### TASK GOAL
From the entries, copy every line that carries the string "Software".

### PROVIDED RECORDS
────────

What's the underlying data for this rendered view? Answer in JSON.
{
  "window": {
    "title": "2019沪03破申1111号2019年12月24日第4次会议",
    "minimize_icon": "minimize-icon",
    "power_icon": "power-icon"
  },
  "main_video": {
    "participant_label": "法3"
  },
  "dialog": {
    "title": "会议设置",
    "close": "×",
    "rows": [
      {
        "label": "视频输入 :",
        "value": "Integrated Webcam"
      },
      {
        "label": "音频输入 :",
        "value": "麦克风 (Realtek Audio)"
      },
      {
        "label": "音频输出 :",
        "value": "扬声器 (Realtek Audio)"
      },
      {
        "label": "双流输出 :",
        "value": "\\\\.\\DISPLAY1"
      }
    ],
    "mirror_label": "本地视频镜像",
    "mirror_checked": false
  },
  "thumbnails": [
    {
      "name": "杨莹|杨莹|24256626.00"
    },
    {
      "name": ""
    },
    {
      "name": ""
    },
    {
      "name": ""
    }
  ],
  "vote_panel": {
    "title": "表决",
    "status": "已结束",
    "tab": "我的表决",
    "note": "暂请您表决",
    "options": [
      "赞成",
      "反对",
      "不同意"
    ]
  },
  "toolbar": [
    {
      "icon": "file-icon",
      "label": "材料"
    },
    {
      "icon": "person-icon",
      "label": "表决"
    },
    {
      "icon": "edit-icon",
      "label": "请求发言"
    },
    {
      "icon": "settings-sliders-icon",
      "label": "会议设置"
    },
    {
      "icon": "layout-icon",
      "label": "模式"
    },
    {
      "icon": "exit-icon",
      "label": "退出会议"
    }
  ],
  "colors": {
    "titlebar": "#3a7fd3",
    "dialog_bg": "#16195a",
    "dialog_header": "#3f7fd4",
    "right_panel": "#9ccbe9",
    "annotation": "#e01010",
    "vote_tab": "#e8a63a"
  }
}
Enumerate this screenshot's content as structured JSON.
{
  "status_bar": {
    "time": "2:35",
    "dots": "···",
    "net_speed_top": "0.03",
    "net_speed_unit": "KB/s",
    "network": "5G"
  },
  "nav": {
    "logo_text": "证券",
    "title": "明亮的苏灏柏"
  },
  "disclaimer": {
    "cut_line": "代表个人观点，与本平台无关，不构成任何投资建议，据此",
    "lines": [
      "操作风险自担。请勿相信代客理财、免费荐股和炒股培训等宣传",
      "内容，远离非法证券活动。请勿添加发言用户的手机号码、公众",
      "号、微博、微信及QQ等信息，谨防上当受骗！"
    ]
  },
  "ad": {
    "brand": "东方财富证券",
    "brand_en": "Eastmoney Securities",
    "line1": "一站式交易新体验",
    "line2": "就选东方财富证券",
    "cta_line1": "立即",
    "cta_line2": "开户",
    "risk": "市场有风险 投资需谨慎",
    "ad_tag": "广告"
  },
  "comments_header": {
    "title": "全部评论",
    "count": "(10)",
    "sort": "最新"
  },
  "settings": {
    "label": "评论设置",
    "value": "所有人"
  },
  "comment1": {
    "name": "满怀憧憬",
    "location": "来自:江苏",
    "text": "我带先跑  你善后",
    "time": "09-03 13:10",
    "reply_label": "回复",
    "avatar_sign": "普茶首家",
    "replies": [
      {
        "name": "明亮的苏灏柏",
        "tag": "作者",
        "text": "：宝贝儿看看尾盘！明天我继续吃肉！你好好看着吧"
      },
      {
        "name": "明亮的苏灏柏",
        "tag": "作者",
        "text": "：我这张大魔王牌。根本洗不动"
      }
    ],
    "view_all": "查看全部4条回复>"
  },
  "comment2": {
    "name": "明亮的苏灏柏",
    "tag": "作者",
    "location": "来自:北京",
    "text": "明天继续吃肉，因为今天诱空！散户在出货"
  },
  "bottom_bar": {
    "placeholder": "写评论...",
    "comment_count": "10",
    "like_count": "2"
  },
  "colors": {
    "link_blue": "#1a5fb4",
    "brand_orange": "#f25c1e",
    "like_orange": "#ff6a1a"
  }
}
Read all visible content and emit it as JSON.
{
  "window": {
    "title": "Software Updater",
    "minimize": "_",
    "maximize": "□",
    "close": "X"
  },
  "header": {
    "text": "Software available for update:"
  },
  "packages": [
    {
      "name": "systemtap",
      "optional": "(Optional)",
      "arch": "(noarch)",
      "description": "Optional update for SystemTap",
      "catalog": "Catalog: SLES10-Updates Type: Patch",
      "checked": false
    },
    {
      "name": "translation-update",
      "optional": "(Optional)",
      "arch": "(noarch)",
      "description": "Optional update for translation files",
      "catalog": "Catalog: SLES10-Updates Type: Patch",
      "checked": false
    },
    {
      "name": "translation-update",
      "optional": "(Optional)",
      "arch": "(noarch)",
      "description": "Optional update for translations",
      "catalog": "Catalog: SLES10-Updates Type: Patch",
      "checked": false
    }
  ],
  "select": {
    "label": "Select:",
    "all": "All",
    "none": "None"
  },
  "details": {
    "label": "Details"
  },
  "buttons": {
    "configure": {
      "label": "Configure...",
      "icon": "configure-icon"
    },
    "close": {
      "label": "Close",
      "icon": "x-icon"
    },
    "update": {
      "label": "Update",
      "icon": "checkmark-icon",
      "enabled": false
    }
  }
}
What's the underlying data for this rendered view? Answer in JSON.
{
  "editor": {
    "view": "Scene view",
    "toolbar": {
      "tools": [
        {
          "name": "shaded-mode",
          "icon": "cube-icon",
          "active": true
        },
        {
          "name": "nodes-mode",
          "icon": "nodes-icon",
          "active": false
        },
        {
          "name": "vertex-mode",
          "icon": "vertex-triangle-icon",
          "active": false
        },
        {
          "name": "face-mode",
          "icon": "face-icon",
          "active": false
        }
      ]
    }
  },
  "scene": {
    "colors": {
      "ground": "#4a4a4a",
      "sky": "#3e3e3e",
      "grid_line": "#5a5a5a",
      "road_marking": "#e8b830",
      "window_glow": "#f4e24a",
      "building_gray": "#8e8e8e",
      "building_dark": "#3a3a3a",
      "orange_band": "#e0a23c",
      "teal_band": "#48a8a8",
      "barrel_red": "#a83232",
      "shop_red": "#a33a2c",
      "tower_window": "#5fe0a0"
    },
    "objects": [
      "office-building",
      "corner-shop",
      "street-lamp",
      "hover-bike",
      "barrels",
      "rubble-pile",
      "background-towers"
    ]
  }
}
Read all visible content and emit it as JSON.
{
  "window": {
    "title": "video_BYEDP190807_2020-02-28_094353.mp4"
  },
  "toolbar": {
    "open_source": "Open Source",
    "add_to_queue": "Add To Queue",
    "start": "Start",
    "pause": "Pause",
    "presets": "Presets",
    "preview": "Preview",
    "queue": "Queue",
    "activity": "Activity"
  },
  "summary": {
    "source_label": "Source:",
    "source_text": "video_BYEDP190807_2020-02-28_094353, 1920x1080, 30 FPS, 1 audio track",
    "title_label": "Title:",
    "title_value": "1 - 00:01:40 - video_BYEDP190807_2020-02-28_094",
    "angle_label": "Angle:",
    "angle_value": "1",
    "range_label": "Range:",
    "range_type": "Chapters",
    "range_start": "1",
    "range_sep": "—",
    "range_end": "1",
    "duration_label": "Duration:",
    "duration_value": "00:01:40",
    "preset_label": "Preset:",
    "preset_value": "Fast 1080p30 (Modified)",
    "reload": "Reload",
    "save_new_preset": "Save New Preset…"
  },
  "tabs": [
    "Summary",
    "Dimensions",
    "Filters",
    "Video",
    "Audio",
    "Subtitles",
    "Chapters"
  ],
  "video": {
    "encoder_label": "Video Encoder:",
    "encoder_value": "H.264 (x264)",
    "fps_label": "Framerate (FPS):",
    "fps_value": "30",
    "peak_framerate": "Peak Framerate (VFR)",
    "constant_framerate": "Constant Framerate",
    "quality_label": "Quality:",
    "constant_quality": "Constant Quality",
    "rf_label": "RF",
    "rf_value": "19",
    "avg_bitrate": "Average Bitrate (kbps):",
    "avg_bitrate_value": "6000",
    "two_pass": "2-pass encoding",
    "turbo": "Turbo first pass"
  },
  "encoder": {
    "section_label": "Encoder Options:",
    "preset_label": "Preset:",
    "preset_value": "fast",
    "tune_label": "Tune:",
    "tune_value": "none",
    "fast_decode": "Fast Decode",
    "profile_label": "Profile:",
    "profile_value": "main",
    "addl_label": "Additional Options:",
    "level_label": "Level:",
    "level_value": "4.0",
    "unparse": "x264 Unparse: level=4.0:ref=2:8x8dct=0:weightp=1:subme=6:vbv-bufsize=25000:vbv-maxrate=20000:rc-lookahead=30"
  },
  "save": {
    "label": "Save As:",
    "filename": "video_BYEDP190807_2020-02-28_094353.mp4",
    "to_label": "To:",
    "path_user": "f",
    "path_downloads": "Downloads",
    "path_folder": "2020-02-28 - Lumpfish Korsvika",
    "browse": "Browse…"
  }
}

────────

### SOLUTION FOR THIS EXERCISE
    "title": "Software Updater",
    "text": "Software available for update:"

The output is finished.